Dataset entries:
════
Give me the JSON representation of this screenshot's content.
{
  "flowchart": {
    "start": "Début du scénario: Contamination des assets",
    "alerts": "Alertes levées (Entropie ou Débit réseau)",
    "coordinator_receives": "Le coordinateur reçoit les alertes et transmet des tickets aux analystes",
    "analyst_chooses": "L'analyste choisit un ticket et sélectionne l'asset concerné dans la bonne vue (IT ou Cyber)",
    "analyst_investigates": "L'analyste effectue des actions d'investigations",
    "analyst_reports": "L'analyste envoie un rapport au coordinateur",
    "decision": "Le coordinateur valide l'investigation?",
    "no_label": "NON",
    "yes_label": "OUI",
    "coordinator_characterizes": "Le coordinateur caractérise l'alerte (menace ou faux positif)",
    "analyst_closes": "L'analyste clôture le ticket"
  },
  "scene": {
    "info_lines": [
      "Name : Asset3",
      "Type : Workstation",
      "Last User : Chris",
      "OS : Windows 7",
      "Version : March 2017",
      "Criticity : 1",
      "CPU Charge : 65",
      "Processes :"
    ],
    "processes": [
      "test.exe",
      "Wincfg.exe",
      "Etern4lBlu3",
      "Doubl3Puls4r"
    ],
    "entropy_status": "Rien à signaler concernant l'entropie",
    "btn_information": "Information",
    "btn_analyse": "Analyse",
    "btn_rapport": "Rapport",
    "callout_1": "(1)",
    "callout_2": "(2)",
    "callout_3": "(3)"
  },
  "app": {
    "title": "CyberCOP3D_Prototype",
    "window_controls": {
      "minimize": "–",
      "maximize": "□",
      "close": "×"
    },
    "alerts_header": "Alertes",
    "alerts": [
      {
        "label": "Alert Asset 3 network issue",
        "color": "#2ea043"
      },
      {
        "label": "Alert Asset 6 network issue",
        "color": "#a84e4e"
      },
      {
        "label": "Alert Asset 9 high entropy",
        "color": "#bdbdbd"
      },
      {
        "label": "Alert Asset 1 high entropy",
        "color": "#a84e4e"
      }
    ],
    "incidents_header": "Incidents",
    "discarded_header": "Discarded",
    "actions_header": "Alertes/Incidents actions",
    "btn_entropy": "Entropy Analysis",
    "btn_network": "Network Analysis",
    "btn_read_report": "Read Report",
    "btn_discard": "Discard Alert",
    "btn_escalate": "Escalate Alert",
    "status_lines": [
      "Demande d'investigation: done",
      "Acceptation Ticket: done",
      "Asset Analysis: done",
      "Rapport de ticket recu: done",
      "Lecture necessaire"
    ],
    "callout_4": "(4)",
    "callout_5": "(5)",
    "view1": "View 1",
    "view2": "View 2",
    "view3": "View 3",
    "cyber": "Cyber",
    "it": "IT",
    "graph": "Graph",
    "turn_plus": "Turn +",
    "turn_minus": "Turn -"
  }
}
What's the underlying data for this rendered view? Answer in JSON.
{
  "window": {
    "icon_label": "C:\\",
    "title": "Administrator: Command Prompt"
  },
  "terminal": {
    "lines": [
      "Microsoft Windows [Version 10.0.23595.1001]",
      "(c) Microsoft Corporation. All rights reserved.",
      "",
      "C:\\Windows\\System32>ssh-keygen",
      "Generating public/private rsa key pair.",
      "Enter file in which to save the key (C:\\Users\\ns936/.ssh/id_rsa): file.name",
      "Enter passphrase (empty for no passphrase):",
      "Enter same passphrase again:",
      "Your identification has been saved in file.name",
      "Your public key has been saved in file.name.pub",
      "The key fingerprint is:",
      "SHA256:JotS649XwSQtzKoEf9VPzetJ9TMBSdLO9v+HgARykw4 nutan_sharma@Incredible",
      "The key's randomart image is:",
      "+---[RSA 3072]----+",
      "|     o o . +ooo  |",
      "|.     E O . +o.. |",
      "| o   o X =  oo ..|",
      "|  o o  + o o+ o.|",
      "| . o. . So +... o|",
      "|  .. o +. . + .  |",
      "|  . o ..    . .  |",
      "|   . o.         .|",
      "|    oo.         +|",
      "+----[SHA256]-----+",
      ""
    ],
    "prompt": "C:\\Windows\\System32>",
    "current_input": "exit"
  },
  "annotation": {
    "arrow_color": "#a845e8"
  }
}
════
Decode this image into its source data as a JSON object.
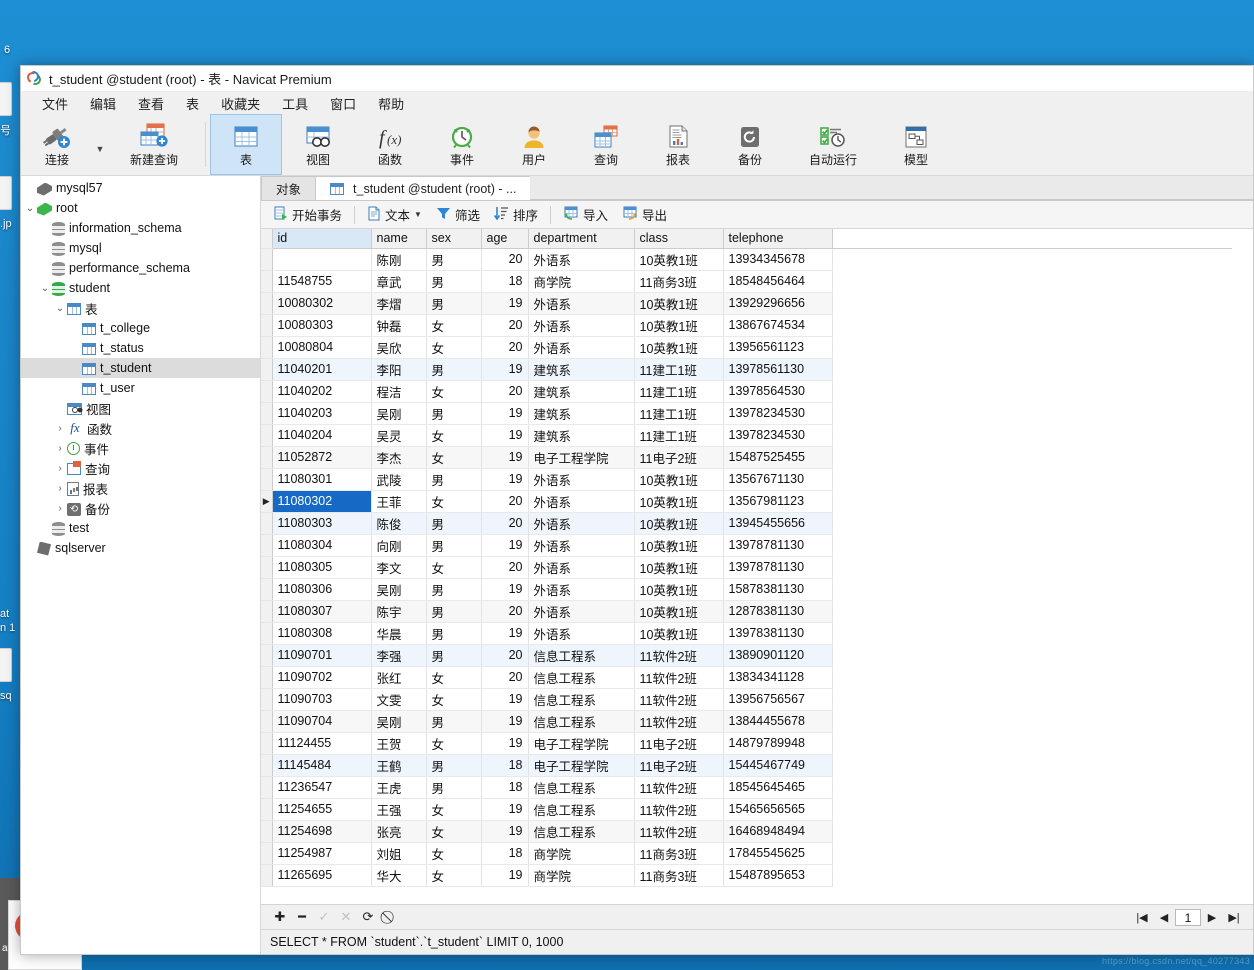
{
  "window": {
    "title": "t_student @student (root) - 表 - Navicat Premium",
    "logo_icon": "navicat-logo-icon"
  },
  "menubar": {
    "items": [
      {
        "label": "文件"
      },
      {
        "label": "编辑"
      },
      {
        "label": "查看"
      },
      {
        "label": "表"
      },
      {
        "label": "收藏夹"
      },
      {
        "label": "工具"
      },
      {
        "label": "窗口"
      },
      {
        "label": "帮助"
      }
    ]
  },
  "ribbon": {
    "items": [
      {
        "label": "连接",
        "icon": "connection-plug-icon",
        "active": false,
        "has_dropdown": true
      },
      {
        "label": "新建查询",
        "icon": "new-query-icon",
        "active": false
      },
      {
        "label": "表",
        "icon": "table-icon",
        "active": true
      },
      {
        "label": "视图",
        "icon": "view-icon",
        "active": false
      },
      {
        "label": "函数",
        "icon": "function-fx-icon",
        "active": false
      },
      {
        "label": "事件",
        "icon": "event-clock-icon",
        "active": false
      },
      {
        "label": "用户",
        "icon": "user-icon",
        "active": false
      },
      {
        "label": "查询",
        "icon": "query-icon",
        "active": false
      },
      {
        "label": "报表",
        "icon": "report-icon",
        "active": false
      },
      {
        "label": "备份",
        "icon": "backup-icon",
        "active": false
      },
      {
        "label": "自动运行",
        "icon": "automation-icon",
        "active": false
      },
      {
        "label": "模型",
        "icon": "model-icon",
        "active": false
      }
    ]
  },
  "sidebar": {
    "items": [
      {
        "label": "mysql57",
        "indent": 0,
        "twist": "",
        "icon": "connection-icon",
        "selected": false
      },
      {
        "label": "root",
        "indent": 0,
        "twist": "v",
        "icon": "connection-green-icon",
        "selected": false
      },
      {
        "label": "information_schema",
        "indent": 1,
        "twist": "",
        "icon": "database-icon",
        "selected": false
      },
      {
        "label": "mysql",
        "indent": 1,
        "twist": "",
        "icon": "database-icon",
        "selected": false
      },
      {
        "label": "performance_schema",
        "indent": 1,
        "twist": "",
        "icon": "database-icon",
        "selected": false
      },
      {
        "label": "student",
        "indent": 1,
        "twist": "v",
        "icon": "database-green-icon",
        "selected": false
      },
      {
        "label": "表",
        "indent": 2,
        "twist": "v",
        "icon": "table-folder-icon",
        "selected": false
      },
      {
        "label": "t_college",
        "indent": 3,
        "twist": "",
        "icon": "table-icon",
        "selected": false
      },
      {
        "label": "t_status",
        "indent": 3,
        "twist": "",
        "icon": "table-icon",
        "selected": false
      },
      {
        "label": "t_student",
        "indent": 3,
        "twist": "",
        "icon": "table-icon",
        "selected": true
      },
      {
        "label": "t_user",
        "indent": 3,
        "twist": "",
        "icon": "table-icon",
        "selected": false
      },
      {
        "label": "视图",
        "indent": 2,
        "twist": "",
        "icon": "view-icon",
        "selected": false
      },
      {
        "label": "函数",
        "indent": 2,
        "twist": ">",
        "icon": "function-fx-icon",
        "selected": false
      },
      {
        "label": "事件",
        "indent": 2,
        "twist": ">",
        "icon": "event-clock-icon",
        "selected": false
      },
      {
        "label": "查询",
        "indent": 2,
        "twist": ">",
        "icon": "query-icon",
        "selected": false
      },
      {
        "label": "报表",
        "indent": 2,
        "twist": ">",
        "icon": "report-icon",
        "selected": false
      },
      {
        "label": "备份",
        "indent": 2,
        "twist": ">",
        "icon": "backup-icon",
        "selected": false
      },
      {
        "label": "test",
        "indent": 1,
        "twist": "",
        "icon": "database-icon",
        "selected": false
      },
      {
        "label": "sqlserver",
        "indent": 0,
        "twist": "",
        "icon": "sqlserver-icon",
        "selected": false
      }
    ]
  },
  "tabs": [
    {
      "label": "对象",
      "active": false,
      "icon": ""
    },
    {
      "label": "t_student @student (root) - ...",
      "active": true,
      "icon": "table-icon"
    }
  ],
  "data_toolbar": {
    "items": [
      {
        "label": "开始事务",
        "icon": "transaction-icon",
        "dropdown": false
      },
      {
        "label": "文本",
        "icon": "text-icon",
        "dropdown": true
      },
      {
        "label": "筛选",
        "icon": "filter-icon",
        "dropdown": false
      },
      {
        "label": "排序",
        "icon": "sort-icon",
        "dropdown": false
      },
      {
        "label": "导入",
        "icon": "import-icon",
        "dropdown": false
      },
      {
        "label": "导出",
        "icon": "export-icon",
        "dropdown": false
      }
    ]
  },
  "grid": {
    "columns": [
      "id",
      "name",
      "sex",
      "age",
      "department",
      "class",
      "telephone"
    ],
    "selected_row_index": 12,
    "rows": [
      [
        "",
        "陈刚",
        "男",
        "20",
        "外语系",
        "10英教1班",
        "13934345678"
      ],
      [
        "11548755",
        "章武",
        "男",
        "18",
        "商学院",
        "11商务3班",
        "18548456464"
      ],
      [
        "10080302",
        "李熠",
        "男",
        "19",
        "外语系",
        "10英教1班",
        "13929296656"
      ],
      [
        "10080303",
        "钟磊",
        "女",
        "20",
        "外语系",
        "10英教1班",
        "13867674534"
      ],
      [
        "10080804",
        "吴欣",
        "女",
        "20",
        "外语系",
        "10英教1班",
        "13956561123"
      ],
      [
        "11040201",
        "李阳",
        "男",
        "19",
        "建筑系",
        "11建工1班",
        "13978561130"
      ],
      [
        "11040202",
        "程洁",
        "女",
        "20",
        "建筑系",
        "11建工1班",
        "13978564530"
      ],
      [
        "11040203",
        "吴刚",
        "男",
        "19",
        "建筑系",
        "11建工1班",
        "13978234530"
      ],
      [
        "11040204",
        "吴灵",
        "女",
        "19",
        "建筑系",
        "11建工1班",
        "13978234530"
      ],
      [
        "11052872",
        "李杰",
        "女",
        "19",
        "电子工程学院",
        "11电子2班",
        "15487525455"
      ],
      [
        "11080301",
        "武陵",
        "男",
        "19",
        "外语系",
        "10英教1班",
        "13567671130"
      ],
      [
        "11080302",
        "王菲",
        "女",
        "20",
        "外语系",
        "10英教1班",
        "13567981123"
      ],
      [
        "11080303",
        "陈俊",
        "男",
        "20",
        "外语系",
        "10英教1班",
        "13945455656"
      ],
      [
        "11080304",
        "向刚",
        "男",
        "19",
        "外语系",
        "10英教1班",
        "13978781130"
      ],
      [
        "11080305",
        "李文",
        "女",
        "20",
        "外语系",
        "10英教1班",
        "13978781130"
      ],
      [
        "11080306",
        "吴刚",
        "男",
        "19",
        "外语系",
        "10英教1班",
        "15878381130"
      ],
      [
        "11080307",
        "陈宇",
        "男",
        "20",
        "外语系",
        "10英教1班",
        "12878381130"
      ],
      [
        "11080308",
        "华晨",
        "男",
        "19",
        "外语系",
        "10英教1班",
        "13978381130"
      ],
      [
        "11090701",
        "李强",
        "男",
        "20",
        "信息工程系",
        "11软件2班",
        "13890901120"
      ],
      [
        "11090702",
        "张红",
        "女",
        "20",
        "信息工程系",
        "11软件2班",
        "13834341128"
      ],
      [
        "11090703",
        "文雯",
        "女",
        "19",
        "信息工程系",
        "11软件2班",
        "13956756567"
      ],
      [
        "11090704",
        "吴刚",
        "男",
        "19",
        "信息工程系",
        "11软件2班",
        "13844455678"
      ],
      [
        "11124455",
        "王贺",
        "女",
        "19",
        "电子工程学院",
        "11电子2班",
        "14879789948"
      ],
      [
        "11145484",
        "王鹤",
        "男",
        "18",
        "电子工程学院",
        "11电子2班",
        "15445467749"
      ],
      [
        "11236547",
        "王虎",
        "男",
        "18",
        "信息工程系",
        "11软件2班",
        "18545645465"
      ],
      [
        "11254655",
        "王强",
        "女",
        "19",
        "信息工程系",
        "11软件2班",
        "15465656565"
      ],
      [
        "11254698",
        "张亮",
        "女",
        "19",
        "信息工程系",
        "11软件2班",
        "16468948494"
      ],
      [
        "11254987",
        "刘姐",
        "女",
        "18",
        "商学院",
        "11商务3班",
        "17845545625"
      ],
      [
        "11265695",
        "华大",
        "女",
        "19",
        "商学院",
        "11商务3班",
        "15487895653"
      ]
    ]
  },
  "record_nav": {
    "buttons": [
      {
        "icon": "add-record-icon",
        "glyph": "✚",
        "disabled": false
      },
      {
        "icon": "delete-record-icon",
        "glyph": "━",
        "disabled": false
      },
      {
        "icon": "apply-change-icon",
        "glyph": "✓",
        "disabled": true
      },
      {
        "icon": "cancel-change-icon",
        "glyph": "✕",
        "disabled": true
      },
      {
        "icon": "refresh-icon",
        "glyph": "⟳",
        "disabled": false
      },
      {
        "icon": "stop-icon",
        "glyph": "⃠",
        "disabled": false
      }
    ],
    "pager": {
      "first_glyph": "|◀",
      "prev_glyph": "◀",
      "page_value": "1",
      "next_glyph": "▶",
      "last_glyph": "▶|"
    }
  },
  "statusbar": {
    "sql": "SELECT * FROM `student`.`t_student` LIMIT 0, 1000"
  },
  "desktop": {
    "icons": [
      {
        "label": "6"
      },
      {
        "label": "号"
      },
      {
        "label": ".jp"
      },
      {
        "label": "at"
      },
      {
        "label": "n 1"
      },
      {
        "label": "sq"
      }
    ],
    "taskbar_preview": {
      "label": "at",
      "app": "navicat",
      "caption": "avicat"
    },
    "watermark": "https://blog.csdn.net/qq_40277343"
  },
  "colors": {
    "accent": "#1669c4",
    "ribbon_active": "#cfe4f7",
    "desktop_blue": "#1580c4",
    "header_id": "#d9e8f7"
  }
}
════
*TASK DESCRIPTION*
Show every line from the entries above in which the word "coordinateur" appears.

*WRITTEN SOLUTION*
    "coordinator_receives": "Le coordinateur reçoit les alertes et transmet des tickets aux analystes",
    "analyst_reports": "L'analyste envoie un rapport au coordinateur",
    "decision": "Le coordinateur valide l'investigation?",
    "coordinator_characterizes": "Le coordinateur caractérise l'alerte (menace ou faux positif)",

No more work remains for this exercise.